Pain is a primary reason for a lot, if not most, visits to Physiotherapists. Patients often ask about pain relief medication. Is it just going to numb the pain or merely cover it up? Could I hurt it more because I’m not aware of it? Isn’t it bad to rely on pain drugs?
First of all, pain is an output of the brain to let you know your body is in danger. It is an extremely important function of the body to protect it from damage. It takes a lot of information, including sensation from the injured area , as well as our thoughts, emotions and past experiences, to create pain. And it is, at times, extremely unpleasant.

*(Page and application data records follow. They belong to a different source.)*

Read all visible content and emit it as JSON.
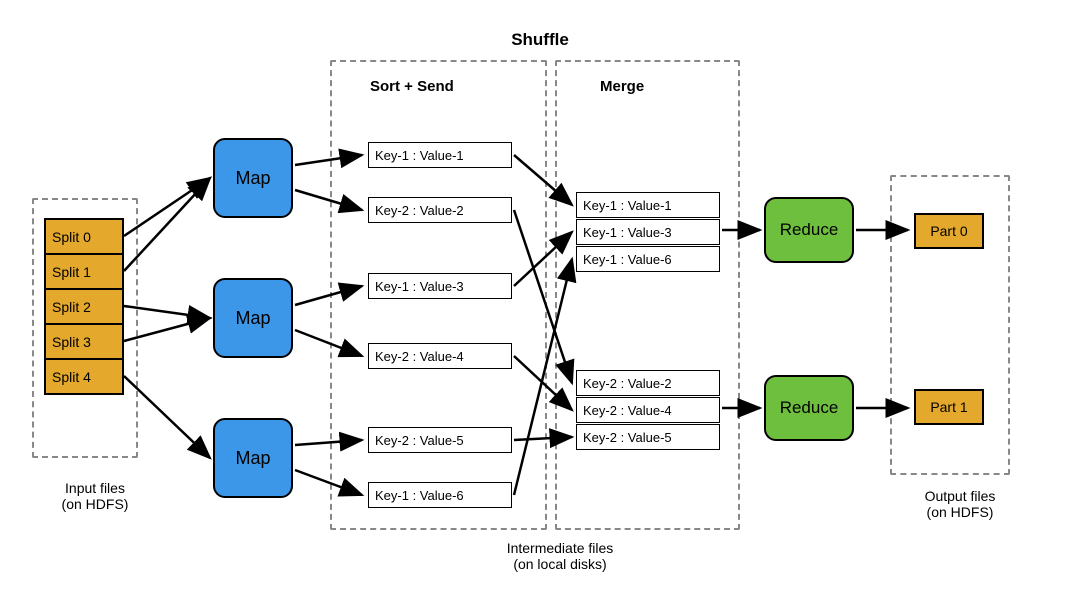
{
  "shuffle_title": "Shuffle",
  "sort_send_title": "Sort + Send",
  "merge_title": "Merge",
  "splits": [
    "Split 0",
    "Split 1",
    "Split 2",
    "Split 3",
    "Split 4"
  ],
  "map_label": "Map",
  "reduce_label": "Reduce",
  "parts": [
    "Part 0",
    "Part 1"
  ],
  "sort_kv": [
    "Key-1 : Value-1",
    "Key-2 : Value-2",
    "Key-1 : Value-3",
    "Key-2 : Value-4",
    "Key-2 : Value-5",
    "Key-1 : Value-6"
  ],
  "merge_group1": [
    "Key-1 : Value-1",
    "Key-1 : Value-3",
    "Key-1 : Value-6"
  ],
  "merge_group2": [
    "Key-2 : Value-2",
    "Key-2 : Value-4",
    "Key-2 : Value-5"
  ],
  "caption_input_1": "Input files",
  "caption_input_2": "(on HDFS)",
  "caption_inter_1": "Intermediate files",
  "caption_inter_2": "(on local disks)",
  "caption_output_1": "Output files",
  "caption_output_2": "(on HDFS)"
}
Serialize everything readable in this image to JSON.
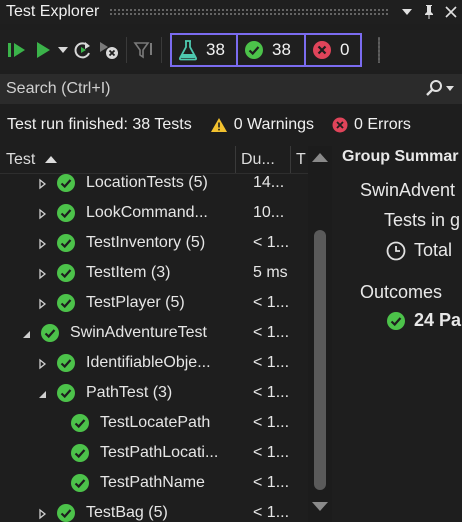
{
  "window": {
    "title": "Test Explorer"
  },
  "toolbar": {
    "counters": {
      "total": "38",
      "passed": "38",
      "failed": "0"
    }
  },
  "search": {
    "placeholder": "Search (Ctrl+I)"
  },
  "status": {
    "summary": "Test run finished: 38 Tests",
    "warnings": "0 Warnings",
    "errors": "0 Errors"
  },
  "tree": {
    "columns": {
      "test": "Test",
      "duration": "Du...",
      "traits": "T"
    },
    "rows": [
      {
        "name": "LocationTests (5)",
        "duration": "14...",
        "level": 2,
        "expander": "collapsed"
      },
      {
        "name": "LookCommand...",
        "duration": "10...",
        "level": 2,
        "expander": "collapsed"
      },
      {
        "name": "TestInventory (5)",
        "duration": "< 1...",
        "level": 2,
        "expander": "collapsed"
      },
      {
        "name": "TestItem (3)",
        "duration": "5 ms",
        "level": 2,
        "expander": "collapsed"
      },
      {
        "name": "TestPlayer (5)",
        "duration": "< 1...",
        "level": 2,
        "expander": "collapsed"
      },
      {
        "name": "SwinAdventureTest",
        "duration": "< 1...",
        "level": 1,
        "expander": "expanded"
      },
      {
        "name": "IdentifiableObje...",
        "duration": "< 1...",
        "level": 2,
        "expander": "collapsed"
      },
      {
        "name": "PathTest (3)",
        "duration": "< 1...",
        "level": 2,
        "expander": "expanded"
      },
      {
        "name": "TestLocatePath",
        "duration": "< 1...",
        "level": 3,
        "expander": "none"
      },
      {
        "name": "TestPathLocati...",
        "duration": "< 1...",
        "level": 3,
        "expander": "none"
      },
      {
        "name": "TestPathName",
        "duration": "< 1...",
        "level": 3,
        "expander": "none"
      },
      {
        "name": "TestBag (5)",
        "duration": "< 1...",
        "level": 2,
        "expander": "collapsed"
      }
    ]
  },
  "summary": {
    "title": "Group Summar",
    "group": "SwinAdvent",
    "tests_in": "Tests in g",
    "total": "Total",
    "outcomes": "Outcomes",
    "passed": "24 Pa"
  },
  "colors": {
    "pass_green": "#4cc24a",
    "fail_red": "#e0445a",
    "flask_teal": "#4ec9b0",
    "counter_border": "#7b6cf0",
    "run_green": "#3bb34a",
    "warning_yellow": "#f2c12e"
  }
}
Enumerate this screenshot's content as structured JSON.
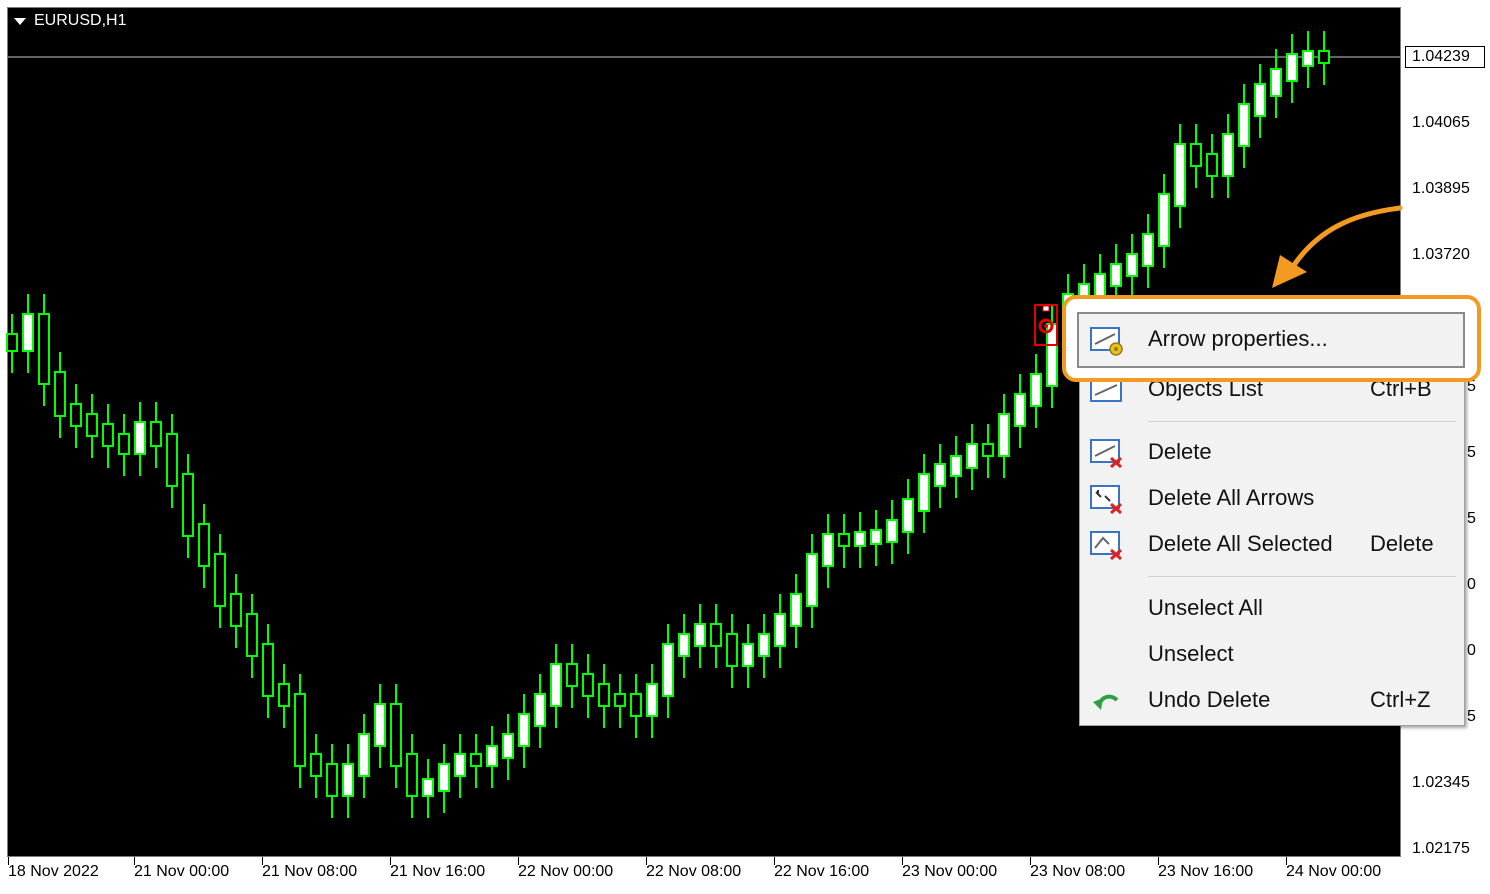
{
  "chart": {
    "symbol_label": "EURUSD,H1",
    "current_price": "1.04239",
    "y_ticks": [
      "1.04065",
      "1.03895",
      "1.03720",
      "1.02345",
      "1.02175"
    ],
    "y_ticks_partial": [
      "5",
      "5",
      "5",
      "0",
      "0",
      "5"
    ],
    "x_ticks": [
      "18 Nov 2022",
      "21 Nov 00:00",
      "21 Nov 08:00",
      "21 Nov 16:00",
      "22 Nov 00:00",
      "22 Nov 08:00",
      "22 Nov 16:00",
      "23 Nov 00:00",
      "23 Nov 08:00",
      "23 Nov 16:00",
      "24 Nov 00:00"
    ],
    "colors": {
      "background": "#000000",
      "candle": "#00ff00",
      "bull_body": "#ffffff",
      "marker": "#e00000",
      "highlight": "#f39a23"
    }
  },
  "context_menu": {
    "items": [
      {
        "label": "Arrow properties...",
        "shortcut": "",
        "icon": "arrow-properties-icon"
      },
      {
        "label": "Objects List",
        "shortcut": "Ctrl+B",
        "icon": "objects-list-icon"
      },
      {
        "label": "Delete",
        "shortcut": "",
        "icon": "delete-icon"
      },
      {
        "label": "Delete All Arrows",
        "shortcut": "",
        "icon": "delete-all-arrows-icon"
      },
      {
        "label": "Delete All Selected",
        "shortcut": "Delete",
        "icon": "delete-all-selected-icon"
      },
      {
        "label": "Unselect All",
        "shortcut": "",
        "icon": ""
      },
      {
        "label": "Unselect",
        "shortcut": "",
        "icon": ""
      },
      {
        "label": "Undo Delete",
        "shortcut": "Ctrl+Z",
        "icon": "undo-icon"
      }
    ]
  }
}
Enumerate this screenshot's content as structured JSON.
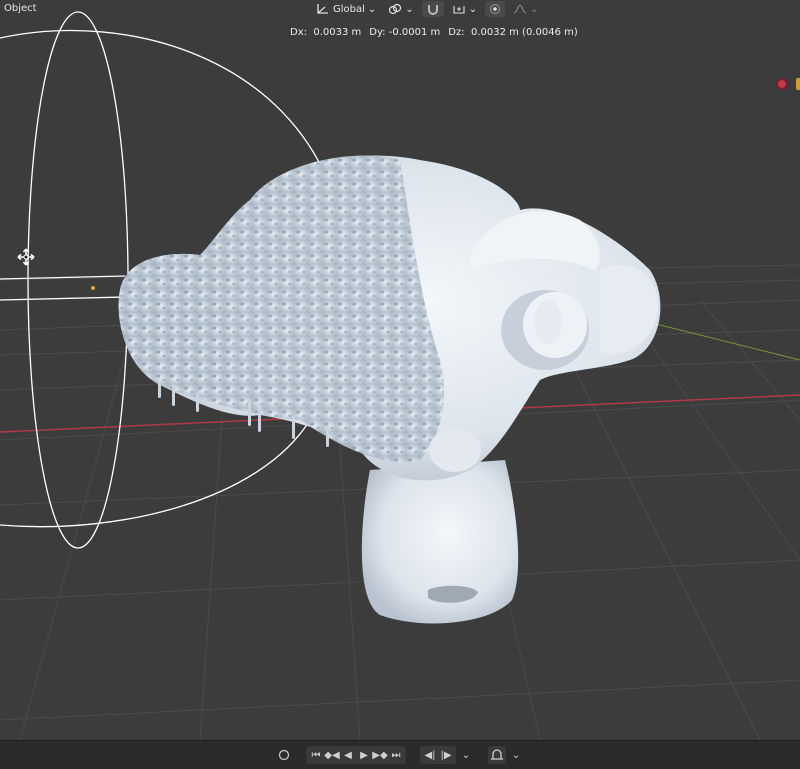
{
  "header": {
    "mode_label": "Object",
    "transform_orientation": "Global"
  },
  "readout": {
    "dx_label": "Dx:",
    "dx_value": "0.0033 m",
    "dy_label": "Dy:",
    "dy_value": "-0.0001 m",
    "dz_label": "Dz:",
    "dz_value": "0.0032 m (0.0046 m)"
  },
  "icons": {
    "orientation": "transform-orientation-icon",
    "pivot": "pivot-point-icon",
    "snap": "snap-magnet-icon",
    "snap_target": "snap-target-icon",
    "proportional": "proportional-edit-icon",
    "falloff": "falloff-icon"
  },
  "colors": {
    "viewport_bg": "#3c3c3c",
    "grid": "#4a4a4a",
    "x_axis": "#b03a48",
    "y_axis": "#7a9a3a",
    "gizmo": "#ffffff",
    "mesh": "#dfe6ee",
    "timeline_bg": "#2b2b2b"
  },
  "timeline": {
    "buttons": [
      "record-button",
      "jump-start-button",
      "prev-keyframe-button",
      "play-reverse-button",
      "play-button",
      "next-keyframe-button",
      "jump-end-button",
      "prev-frame-button",
      "next-frame-button",
      "playback-dropdown",
      "keying-button",
      "keying-dropdown"
    ]
  }
}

Pain also works as an input to other body systems to enable this protection of the body. One of the most obvious systems, one Physios deal with, is that of the muscles. In response to pain, muscles do a lot of funny things, one being spasm, which changes (limits) how we move, and further importantly, causes more pain. The other is the dramatic weakening and inhibition of the stability and control muscles.
Particularly with back and neck pain, but also apparent in the limbs, this pain-spasm-pain cycle combined with a loss of stability results in the exaggeration of a pain experience and can often turn an acute injury into a chronic condition. Breaking these cycles early, or ‘nipping it in the bud’, can allow for a faster healing time and a quicker return to normal activities. Physiotherapists, with their manual techniques and exercise, are good at this, but sometimes, especially in severe and acute cases, we need a bit of a helping hand. This is where pain medication (analgesics) can help.
As well as helping you move better after an acute injury, pain relief medication can assist with getting a good night’s sleep, helping your mood (as less pain = less stress) and (in the case of an anti-inflammatory) help to reduce inflammation.
After an acute phase is over, however, if there still exists a reliance on medication, it is good to talk to your Bend + Mend Physio about why this pain is still affecting you and your life. Long-term dependence on pain relief medication, particularly in musculoskeletal conditions, is not a good thing. Long-term use of many analgesics carries with it many side-effects, and subsequently, weaning from medication should be a goal in any long-term management plan.
So, ask your Bend + Mend Physio here in Sydney’s CBD about pain relief next time you’re sore – it can help you more than just masking a symptom.
(When deciding on a particular type of pain relief, it is best to also ask your GP or pharmacist, and they can expertly help you out, while considering your history, condition and other medications you may be taking.)